- _Your objective_:
Note each line of the entries that includes "pets". Then copy those lines.
********
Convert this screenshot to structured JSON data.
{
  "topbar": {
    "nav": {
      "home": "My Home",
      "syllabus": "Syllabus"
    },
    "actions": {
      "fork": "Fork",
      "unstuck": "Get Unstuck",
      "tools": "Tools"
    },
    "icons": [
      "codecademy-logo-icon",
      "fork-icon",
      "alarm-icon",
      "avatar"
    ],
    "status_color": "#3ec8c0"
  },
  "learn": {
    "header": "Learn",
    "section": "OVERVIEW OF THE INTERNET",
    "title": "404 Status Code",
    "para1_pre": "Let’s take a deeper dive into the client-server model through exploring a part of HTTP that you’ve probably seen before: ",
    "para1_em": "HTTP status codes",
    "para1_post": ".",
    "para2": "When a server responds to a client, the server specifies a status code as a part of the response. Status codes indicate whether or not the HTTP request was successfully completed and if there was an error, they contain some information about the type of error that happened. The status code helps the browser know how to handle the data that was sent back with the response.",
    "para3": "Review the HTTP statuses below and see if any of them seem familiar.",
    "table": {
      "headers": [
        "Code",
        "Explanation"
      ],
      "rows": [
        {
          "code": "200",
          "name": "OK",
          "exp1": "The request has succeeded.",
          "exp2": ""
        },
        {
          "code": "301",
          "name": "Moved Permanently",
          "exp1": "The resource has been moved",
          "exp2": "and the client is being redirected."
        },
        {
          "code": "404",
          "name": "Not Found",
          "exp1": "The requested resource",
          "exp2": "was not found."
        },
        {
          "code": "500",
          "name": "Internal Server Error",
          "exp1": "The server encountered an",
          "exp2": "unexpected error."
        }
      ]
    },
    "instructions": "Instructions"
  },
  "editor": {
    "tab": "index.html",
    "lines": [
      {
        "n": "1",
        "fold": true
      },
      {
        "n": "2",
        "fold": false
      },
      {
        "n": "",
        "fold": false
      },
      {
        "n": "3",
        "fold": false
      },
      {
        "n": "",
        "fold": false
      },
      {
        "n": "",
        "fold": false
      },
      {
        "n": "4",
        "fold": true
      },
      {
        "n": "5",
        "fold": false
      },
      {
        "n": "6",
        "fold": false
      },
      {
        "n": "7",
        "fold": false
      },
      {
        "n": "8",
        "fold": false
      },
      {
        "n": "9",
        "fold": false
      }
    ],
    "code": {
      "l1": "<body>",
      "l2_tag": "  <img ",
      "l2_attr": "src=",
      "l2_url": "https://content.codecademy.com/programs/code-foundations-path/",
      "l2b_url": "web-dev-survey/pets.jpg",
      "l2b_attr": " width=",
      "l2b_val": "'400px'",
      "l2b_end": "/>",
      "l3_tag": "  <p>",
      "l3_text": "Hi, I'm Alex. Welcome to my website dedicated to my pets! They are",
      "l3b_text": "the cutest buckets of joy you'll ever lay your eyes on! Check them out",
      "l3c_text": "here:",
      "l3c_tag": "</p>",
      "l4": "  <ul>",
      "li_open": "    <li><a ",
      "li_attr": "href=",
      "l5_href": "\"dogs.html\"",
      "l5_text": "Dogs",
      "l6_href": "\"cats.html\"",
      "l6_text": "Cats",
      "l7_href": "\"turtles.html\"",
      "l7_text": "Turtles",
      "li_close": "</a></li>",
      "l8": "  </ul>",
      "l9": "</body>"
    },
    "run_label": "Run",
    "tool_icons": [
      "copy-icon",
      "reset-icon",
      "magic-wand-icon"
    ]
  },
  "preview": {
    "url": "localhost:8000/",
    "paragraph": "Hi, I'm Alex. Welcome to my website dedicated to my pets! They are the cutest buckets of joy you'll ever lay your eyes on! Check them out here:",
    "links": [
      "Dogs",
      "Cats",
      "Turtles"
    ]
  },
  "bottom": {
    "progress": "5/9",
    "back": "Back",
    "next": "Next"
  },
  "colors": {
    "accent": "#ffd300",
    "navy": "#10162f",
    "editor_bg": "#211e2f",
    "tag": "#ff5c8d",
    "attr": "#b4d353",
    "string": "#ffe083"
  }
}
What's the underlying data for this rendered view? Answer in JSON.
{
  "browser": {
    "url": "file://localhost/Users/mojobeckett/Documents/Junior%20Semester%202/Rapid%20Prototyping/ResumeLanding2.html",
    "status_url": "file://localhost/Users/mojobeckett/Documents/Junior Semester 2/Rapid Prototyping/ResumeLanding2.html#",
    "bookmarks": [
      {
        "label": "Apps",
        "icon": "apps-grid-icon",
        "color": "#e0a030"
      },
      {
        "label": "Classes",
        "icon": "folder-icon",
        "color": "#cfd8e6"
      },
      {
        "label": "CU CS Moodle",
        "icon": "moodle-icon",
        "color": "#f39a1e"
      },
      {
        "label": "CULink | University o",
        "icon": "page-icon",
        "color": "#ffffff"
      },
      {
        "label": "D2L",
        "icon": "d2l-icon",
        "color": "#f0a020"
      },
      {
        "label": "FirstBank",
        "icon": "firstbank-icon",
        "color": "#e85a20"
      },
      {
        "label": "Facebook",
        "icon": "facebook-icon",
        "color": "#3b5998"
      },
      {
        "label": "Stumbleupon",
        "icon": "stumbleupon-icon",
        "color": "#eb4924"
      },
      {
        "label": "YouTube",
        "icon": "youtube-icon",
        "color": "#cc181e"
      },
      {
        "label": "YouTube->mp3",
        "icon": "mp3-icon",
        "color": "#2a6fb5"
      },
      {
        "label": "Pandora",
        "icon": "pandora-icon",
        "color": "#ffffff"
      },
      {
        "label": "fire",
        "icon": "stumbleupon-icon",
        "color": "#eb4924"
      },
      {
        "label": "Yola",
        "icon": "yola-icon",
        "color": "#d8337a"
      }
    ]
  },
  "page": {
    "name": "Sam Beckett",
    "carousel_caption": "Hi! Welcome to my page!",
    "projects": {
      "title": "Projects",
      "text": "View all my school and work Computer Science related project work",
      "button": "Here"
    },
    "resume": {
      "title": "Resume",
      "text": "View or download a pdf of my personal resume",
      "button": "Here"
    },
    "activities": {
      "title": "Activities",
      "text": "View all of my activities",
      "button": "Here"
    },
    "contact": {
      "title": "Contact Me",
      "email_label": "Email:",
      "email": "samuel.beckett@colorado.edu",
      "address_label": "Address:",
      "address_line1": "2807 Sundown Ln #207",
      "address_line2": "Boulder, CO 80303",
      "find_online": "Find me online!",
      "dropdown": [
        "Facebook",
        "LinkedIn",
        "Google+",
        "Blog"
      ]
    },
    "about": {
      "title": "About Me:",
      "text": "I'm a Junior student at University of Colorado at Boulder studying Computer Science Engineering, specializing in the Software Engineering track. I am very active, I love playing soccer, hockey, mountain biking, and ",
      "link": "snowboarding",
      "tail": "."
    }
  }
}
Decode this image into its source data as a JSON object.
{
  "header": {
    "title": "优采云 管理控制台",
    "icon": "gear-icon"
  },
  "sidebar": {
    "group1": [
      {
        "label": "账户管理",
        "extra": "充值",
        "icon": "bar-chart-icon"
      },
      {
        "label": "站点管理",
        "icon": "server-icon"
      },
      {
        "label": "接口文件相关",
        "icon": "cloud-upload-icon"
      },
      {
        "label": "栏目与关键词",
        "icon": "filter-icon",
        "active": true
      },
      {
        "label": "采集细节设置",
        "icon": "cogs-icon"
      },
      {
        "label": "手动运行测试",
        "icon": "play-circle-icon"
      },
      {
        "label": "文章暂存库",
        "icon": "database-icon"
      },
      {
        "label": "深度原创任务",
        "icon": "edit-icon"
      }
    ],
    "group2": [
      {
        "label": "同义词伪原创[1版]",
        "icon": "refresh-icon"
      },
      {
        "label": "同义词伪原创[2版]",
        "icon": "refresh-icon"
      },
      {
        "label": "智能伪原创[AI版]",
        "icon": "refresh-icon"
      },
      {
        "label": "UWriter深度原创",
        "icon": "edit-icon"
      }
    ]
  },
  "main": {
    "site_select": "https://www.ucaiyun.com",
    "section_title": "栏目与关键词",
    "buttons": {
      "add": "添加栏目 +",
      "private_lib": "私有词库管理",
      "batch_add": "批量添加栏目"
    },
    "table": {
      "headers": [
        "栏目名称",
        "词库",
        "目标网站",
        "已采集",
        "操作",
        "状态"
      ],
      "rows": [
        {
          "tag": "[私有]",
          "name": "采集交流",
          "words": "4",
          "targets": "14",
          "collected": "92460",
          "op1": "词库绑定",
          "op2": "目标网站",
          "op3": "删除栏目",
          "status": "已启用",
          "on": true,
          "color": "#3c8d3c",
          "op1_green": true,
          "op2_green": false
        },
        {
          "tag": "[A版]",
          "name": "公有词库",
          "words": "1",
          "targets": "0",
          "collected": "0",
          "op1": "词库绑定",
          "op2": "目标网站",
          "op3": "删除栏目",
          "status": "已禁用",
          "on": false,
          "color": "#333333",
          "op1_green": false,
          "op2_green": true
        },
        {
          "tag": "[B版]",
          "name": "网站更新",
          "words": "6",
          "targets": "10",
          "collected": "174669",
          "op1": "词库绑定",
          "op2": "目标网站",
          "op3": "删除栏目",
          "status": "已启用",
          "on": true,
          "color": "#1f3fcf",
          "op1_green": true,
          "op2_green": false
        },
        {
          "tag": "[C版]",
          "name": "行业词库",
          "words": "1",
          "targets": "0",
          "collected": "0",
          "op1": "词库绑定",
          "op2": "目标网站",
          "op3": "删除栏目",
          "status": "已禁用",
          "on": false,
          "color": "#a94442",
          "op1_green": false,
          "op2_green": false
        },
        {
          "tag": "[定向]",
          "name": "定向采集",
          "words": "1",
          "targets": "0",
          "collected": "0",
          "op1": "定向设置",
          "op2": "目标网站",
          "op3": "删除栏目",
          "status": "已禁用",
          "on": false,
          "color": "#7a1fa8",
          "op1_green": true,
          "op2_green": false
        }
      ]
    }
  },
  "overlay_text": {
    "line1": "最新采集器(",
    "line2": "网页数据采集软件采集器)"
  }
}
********
- _Response area_:
      "l2b_url": "web-dev-survey/pets.jpg",
      "l3_text": "Hi, I'm Alex. Welcome to my website dedicated to my pets! They are",
    "paragraph": "Hi, I'm Alex. Welcome to my website dedicated to my pets! They are the cutest buckets of joy you'll ever lay your eyes on! Check them out here:",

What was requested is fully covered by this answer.